[Source data]

□ □ □ □ □

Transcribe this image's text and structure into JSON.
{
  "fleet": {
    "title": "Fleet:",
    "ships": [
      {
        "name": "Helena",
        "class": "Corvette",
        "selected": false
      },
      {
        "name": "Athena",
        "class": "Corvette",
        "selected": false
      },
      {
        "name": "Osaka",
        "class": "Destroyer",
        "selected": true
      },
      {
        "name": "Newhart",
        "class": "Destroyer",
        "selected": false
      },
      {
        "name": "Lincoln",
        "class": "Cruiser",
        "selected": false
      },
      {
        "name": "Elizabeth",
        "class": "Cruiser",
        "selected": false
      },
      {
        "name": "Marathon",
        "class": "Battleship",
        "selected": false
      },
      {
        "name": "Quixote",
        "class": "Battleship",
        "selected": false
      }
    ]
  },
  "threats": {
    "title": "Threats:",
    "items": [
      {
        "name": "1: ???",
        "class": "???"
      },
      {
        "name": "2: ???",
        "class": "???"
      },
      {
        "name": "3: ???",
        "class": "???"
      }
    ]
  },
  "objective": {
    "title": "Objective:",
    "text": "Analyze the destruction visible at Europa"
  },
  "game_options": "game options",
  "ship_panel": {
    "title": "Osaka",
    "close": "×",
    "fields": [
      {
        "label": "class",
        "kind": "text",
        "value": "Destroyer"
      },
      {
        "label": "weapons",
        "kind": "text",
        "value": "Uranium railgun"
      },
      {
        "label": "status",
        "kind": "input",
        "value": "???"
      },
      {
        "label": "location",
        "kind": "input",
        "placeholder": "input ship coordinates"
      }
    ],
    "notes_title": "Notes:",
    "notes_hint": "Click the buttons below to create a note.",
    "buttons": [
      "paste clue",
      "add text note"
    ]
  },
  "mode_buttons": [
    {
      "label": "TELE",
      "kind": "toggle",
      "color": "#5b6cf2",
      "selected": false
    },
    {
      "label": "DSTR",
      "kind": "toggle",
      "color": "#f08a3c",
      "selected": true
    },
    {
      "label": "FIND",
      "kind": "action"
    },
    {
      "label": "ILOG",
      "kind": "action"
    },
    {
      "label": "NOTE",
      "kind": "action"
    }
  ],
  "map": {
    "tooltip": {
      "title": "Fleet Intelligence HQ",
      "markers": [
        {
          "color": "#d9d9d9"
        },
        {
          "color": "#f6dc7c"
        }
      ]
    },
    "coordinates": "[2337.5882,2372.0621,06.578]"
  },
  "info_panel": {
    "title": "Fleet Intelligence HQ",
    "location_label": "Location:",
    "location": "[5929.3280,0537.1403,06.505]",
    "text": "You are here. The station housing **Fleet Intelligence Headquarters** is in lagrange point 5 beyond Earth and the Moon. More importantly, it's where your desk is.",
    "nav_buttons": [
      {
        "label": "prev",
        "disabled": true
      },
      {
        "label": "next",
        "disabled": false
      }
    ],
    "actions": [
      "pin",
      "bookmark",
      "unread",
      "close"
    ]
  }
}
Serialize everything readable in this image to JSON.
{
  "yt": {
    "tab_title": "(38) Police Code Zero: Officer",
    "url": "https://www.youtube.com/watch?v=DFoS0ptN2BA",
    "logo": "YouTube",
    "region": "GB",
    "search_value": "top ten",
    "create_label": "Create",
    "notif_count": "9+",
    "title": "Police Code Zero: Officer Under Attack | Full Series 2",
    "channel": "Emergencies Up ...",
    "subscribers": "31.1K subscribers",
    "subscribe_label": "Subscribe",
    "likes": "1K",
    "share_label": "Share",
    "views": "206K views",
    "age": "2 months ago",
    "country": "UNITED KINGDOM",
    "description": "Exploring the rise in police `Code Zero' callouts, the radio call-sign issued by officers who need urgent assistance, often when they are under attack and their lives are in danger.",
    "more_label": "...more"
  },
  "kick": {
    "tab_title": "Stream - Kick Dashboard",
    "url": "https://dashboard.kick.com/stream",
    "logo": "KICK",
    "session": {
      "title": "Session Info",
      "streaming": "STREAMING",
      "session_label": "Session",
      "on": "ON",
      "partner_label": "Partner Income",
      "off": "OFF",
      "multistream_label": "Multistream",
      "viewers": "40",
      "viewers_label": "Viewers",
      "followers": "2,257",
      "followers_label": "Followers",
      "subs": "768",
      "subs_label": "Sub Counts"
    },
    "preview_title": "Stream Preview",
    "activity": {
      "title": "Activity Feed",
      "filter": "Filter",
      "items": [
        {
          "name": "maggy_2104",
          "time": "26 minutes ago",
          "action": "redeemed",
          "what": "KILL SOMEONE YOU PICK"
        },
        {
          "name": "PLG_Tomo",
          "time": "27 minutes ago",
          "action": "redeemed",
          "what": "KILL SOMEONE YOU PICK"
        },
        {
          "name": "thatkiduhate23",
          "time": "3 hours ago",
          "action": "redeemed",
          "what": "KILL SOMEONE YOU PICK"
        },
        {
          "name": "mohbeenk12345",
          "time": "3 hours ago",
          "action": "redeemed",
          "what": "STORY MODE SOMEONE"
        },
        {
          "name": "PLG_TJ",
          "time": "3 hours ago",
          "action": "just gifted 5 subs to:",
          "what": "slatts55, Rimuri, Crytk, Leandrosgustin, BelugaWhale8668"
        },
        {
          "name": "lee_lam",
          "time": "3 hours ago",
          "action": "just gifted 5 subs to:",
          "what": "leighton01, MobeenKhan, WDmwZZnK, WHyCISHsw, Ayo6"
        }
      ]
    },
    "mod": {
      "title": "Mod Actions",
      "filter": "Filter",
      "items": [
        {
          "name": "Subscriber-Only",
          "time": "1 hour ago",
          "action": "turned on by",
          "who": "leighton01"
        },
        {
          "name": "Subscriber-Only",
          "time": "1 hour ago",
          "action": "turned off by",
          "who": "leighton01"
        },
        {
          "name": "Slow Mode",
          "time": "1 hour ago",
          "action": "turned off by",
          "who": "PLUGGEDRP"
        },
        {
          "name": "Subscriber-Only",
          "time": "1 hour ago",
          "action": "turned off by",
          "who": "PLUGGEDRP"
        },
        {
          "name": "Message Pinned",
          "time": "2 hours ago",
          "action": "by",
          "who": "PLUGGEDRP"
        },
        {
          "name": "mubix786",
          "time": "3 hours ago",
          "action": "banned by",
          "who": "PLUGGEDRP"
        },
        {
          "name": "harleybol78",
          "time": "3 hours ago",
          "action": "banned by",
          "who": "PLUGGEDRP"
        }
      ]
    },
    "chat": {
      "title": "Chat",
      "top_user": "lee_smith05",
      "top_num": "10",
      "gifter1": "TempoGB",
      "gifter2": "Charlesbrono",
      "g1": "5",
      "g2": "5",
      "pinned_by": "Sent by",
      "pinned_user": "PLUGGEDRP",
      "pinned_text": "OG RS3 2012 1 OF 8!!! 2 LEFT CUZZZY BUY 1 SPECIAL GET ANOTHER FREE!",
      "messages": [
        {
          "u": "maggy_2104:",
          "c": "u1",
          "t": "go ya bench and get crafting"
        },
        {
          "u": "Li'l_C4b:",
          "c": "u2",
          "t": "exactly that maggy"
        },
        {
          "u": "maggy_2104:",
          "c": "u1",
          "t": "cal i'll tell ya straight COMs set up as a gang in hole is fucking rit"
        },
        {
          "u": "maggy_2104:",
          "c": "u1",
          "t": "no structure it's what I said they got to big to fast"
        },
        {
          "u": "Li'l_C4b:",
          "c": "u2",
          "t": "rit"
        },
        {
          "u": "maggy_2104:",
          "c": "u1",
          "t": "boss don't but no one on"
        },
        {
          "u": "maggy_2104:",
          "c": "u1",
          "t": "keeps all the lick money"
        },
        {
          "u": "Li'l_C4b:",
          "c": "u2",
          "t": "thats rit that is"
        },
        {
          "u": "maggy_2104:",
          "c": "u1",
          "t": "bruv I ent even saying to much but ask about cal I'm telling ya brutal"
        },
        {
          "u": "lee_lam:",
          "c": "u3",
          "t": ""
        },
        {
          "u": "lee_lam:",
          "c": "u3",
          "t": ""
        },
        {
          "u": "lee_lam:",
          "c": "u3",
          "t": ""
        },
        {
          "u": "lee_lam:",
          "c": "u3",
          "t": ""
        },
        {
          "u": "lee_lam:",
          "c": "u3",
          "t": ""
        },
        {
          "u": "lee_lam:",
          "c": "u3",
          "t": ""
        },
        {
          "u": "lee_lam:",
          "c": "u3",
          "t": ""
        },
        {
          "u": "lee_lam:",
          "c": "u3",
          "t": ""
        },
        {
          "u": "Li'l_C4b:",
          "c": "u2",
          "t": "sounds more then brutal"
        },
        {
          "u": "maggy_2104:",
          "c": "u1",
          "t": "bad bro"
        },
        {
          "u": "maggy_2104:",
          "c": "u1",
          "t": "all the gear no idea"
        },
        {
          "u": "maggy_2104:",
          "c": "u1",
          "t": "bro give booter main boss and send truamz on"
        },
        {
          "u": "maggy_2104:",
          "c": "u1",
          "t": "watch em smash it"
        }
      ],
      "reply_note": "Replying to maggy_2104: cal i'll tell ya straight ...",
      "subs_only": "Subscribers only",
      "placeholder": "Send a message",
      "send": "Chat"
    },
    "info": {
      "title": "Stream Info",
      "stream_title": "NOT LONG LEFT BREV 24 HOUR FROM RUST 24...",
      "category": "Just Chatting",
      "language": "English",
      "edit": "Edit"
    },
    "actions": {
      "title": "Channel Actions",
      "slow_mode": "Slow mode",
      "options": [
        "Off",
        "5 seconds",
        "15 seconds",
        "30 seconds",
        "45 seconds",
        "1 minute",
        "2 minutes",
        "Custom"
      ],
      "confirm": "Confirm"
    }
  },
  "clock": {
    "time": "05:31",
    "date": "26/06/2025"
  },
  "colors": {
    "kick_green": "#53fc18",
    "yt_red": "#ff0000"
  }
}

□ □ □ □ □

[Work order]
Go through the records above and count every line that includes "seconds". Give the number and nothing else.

[Task response]
4